by Sue Chehrenegar
The Scientist Who Lacked Any of the Canon 35mm SLR Cameras
It’s about time! Thanks to the Canon 35mm SLR cameras, the world of photography has now caught-up with the world of the microbiologist.
Eighty-nine years ago Theodore Escherich did not have access to any of the canon 35mm SLR cameras. When he discovered Bacterium coli he had no reason to wonder whether or not a camera attached to his microscope would need an EF-S lens. If he had made the same discovery today, he would have probably wanted to know that fact. The EF-S lens is the one type of canon EF lenses that is not compatible with the canon 35mm SLR cameras.
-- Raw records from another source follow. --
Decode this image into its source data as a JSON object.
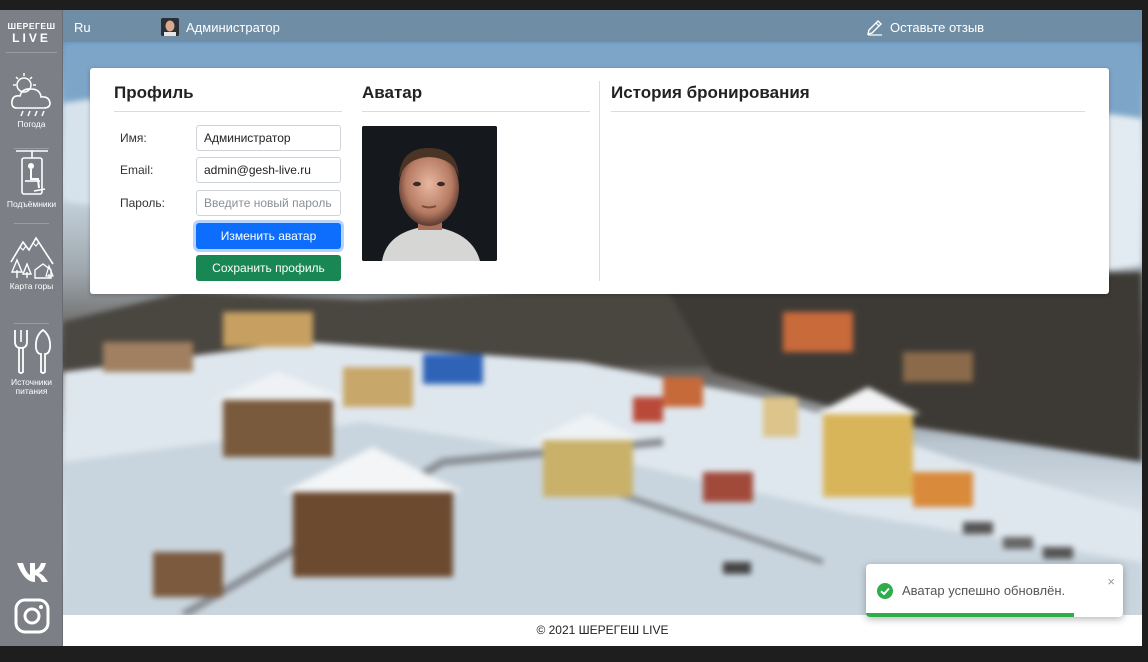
{
  "sidebar": {
    "logo_line1": "ШЕРЕГЕШ",
    "logo_line2": "LIVE",
    "items": [
      {
        "label": "Погода",
        "icon": "weather-icon"
      },
      {
        "label": "Подъёмники",
        "icon": "ski-lift-icon"
      },
      {
        "label": "Карта горы",
        "icon": "mountain-map-icon"
      },
      {
        "label": "Источники питания",
        "icon": "food-icon"
      }
    ],
    "social": [
      {
        "name": "vk-icon"
      },
      {
        "name": "instagram-icon"
      }
    ]
  },
  "header": {
    "language": "Ru",
    "username": "Администратор",
    "feedback_label": "Оставьте отзыв"
  },
  "profile": {
    "title": "Профиль",
    "name_label": "Имя:",
    "name_value": "Администратор",
    "email_label": "Email:",
    "email_value": "admin@gesh-live.ru",
    "password_label": "Пароль:",
    "password_placeholder": "Введите новый пароль",
    "change_avatar_label": "Изменить аватар",
    "save_profile_label": "Сохранить профиль"
  },
  "avatar_section": {
    "title": "Аватар"
  },
  "history": {
    "title": "История бронирования"
  },
  "footer": {
    "copyright": "© 2021 ШЕРЕГЕШ LIVE"
  },
  "toast": {
    "message": "Аватар успешно обновлён.",
    "close": "×",
    "progress_fraction": 0.81,
    "color": "#2ead4b"
  },
  "colors": {
    "sidebar": "#7d7f86",
    "primary_button": "#0d6efd",
    "success_button": "#198754"
  }
}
A Closer Look at the Canon 35mm SLR Cameras
If Theodore Escherich had been able to put one of the Canon 35mm SLR cameras on his lab microscope, then the world might have had not just still pictures of a bacterium, but video as well. That is because the Canon 35mm SLR cameras interface with video out. They also interface with IEEE1394 and USB.
The Canon 35mm SLR cameras have an image sensor with 8.5 mega pixels (total) and with 8.2 effective mega pixels. They deliver a sensitivity of 100-1600 in 1/3 stops, in addition to offering 50 and 3200 as options. All of this the Canon 35mm SLR cameras pack into a space that is just 6.1”x 6.2”x 3.1”.
The Canon 35mm SLR cameras have a shutter speed that ranges from 1/8000 s to 1/30s. They also offers two different file formats: RAW and JPEG. Just imagine what Theodore Escherich could have done with those capabilities.
Losses Sustained When the Canon 35mm SLR Cameras Were Unavailable
If Theodore Escherich had had both one of the Canon 35mm SLR cameras and a computer with an Internet connection, then he could have easily sent other scientists pictures of the bacterium that he had discovered. Unfortunately, the 18th Century microbiologist had neither of those technical marvels, and thus he had great difficulty convincing the world that such microbes existed. It took the scientific community many decades to listen attentively to Escherich’s hypothesis, the theory that bacteria were the probable cause for the many infectious diseases then plaguing the world.
Those of us who have been lucky enough to be born in the late Twentieth or early Twenty-first Century can feel confident that the discovery of any new microbes will be readily broadcast to the entire scientific community. Thanks to the Canon 35mm SLR cameras, the microbiologists and health care workers of today will take quick and decisive action if there is a new bacterium or virus suddenly spotted in the lens of a laboratory microscope. They will act rapidly to avoid the spread of that organism in the general population.
At one time Sue Chehrenegar pursued a career in biomedical research, but she has now taken on the challenges of the freelance writer. She has written for Vainquer Teens, for Nature Friend Magazine, and for www.abcteach.com.